Data records
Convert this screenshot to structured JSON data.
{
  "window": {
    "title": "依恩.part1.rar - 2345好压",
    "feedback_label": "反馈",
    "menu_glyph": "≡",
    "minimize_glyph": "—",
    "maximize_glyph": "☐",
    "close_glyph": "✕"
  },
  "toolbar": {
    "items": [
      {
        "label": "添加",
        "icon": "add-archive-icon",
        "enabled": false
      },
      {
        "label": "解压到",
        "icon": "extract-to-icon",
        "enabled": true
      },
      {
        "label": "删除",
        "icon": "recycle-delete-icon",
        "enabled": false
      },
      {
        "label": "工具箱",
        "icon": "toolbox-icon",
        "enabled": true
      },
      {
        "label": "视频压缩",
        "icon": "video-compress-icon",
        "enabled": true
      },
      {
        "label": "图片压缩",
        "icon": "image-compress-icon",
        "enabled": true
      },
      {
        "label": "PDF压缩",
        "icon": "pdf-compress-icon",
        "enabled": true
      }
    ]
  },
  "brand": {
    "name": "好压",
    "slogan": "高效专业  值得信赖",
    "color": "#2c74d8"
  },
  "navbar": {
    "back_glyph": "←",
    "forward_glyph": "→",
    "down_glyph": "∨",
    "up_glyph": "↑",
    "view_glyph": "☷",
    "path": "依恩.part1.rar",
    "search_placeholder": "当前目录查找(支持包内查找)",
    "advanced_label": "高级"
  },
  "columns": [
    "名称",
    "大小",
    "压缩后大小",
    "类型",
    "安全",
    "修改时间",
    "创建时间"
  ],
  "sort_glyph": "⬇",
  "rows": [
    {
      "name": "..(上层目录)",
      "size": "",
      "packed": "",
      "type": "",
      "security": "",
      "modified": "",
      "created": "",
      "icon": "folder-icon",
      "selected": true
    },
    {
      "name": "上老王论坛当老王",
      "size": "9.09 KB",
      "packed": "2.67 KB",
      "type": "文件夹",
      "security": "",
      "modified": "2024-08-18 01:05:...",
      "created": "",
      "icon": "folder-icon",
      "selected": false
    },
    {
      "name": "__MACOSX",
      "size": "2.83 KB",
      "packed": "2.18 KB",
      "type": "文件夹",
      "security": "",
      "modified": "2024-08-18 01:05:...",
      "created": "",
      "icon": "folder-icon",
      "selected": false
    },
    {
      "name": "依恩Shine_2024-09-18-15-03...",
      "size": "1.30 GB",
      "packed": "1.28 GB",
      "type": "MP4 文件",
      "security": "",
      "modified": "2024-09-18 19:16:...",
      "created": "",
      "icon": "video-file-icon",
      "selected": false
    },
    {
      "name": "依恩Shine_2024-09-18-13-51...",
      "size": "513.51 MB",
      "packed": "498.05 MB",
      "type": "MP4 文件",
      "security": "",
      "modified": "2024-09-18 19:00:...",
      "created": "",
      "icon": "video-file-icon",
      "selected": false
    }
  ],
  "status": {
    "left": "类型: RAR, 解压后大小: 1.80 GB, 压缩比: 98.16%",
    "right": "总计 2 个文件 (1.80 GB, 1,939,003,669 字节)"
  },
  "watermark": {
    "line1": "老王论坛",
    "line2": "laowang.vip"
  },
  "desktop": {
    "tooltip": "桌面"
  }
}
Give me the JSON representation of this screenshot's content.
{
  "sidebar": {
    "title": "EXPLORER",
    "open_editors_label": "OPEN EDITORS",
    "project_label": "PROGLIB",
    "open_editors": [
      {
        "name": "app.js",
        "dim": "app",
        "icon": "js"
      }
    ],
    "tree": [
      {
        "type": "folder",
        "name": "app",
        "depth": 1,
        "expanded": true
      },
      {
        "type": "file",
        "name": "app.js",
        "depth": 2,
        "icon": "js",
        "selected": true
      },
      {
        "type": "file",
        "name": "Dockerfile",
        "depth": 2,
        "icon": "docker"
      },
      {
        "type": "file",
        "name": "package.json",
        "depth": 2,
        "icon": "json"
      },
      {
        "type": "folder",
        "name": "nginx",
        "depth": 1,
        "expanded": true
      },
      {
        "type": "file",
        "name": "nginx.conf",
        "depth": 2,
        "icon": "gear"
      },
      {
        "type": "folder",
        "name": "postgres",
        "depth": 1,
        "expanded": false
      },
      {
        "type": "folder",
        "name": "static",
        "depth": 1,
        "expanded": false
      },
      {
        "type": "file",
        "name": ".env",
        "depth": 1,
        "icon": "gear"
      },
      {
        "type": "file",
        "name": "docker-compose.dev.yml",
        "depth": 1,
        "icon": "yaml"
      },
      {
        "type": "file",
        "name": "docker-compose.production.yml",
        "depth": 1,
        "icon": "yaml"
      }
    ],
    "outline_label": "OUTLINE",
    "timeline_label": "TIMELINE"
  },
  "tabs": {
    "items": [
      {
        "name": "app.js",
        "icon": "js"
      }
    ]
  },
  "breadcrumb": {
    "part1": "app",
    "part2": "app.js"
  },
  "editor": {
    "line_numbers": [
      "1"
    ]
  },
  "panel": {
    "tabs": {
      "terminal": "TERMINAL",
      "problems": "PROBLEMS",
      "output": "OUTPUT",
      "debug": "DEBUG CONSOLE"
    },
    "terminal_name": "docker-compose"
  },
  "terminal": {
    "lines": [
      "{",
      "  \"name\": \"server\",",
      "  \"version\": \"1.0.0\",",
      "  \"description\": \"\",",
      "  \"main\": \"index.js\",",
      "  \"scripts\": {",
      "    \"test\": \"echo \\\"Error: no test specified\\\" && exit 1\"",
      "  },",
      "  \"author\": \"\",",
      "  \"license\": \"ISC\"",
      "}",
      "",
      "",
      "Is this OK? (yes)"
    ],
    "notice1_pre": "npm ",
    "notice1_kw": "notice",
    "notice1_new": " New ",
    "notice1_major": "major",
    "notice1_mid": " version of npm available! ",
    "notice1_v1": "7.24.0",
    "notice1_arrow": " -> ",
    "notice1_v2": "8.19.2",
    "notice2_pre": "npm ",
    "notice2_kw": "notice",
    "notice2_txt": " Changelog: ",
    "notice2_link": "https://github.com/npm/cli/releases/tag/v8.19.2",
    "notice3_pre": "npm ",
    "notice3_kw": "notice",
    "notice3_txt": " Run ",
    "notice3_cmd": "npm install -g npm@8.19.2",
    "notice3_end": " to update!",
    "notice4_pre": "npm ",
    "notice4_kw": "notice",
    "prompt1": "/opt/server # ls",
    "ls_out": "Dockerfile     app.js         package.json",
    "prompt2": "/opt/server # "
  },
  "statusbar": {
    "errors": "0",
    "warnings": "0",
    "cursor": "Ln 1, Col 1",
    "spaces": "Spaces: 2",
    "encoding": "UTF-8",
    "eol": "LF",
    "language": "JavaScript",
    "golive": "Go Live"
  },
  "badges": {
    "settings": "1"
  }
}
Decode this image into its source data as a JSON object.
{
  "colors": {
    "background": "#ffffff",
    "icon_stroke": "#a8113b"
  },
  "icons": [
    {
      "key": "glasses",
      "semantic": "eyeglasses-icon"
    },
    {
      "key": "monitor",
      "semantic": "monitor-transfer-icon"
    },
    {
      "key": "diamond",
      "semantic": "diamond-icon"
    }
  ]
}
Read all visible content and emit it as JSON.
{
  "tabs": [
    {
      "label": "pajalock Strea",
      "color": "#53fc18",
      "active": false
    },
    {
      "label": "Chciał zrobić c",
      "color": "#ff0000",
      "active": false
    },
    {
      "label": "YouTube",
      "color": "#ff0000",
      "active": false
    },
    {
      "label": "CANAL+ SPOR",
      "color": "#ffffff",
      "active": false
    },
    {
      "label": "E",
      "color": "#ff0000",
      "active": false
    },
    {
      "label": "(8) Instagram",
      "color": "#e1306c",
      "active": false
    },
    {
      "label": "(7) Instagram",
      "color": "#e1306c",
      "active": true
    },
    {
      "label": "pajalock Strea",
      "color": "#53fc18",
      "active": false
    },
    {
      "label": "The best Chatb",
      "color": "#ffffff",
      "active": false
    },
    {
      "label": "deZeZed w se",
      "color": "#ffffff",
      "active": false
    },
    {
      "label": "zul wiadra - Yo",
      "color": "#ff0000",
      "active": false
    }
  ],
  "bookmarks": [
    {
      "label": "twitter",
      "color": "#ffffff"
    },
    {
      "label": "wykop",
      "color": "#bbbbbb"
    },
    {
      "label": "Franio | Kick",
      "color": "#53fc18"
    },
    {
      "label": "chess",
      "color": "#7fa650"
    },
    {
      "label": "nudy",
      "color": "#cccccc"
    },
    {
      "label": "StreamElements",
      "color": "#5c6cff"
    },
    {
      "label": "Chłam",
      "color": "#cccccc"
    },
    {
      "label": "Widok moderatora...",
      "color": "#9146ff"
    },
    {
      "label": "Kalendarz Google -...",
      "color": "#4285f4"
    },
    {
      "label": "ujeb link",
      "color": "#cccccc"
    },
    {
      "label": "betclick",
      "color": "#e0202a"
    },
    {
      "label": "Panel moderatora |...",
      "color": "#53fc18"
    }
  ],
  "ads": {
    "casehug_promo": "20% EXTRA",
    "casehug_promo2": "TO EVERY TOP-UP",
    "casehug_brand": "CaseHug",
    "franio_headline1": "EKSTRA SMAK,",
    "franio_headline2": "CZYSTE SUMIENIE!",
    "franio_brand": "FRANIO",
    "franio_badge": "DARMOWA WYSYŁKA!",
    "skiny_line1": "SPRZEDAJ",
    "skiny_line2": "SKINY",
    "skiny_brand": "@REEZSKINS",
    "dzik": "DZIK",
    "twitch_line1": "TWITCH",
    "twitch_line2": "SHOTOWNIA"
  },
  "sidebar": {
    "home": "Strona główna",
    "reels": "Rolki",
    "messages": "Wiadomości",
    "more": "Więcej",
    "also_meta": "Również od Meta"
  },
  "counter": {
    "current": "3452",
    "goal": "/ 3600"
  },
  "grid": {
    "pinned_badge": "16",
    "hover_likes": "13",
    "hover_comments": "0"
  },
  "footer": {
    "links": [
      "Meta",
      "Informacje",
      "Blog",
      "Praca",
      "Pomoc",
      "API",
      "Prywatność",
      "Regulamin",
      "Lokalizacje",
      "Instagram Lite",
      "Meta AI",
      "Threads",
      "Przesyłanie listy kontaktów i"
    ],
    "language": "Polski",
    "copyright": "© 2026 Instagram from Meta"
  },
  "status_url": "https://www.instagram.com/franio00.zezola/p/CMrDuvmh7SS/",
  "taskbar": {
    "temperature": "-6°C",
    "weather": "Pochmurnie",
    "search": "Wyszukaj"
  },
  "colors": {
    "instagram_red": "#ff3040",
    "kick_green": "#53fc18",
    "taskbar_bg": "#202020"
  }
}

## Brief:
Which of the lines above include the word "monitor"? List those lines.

## Response below:
      "key": "monitor",
      "semantic": "monitor-transfer-icon"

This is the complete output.